The owner of Grace Cards & Books in Droitwich refused to close during the third lockdown, arguing it was exempt from closure rules as it sold some food and publications. As a result, Alasdair Walker-Cox was convicted of breaking lockdown rules by Kidderminster Magistrates’ Court and fined £35,000, with an additional costs order of £9,000.
But he appealed the judgment and it has now been overturned. BirminghamLive has more.
In a video shared widely on social media in February 2021, Mr Walker-Cox’s wife Lydia was seen challenging a council official and a police officer over their decision to keep the shop open. The business was fined four times for its stance and Mr Walker-Cox was convicted of breaching lockdown rules and fined £35,000 with just under £9,000 costs after a trial at Kidderminster Magistrates’ Court last August.
But he won his appeal against his conviction and sentence at Worcester Crown Court on Friday, February 25th.

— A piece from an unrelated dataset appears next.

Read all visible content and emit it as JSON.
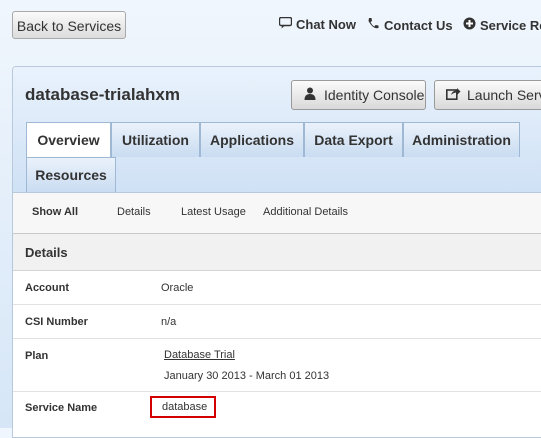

His defence argued there was a dearth of advice from the local authorities and he was a man of good character who had not acted out of “dishonesty”. Asked about his alleged “staunch opposition” of the lockdown rules by the prosecution, Mr Walker-Cox told the court: “I would say I disagreed with them, yeah.”
At his trial last year, prosecutors alleged he had “very little regard” for Covid rules in place at the time. But he told the appeal hearing some of his staff wore masks and he had not “made political comments in the media” about coronavirus regulations.
He also argued on Friday that the shop sold a small number of food products, such as cake supplies, and so could be classed as an essential business. “You either sell food or you don’t sell food,” he said. “If you want a sandwich, you go out and buy a sandwich. If you want a cake, you go and buy cake ingredients.”
Summing up its case, the prosecution argued it was “crystal clear” his business was not a food retailer or a newsagent and so could not be classed as an essential business which could have remained open. But judge James Burbidge QC agreed with Mr Walker-Cox’s defence, saying: “We allow his appeal against his conviction and sentence.”
He said the lockdowns were “difficult times” and the coronavirus rules were “open to interpretation”. He added: “We won’t criticise the local authority for bringing this case.”
The decision means both the conviction and huge fine have been overturned. Reacting to the ruling, Mr Walker-Cox told WorcestershireLive it was a “huge weight” off his mind.
“It’s been 18 months of stress but ultimately it was worth the fight,” he said. “I’m absolutely delighted – there are so many people to thank and we will get round them all but particularly Josh, Harry and Peter at Resolve Law.”
Worth reading in full.
We haven’t had a ‘Sceptic of the Week’ for a while, but Mr Walker-Cox undoubtedly deserves the title.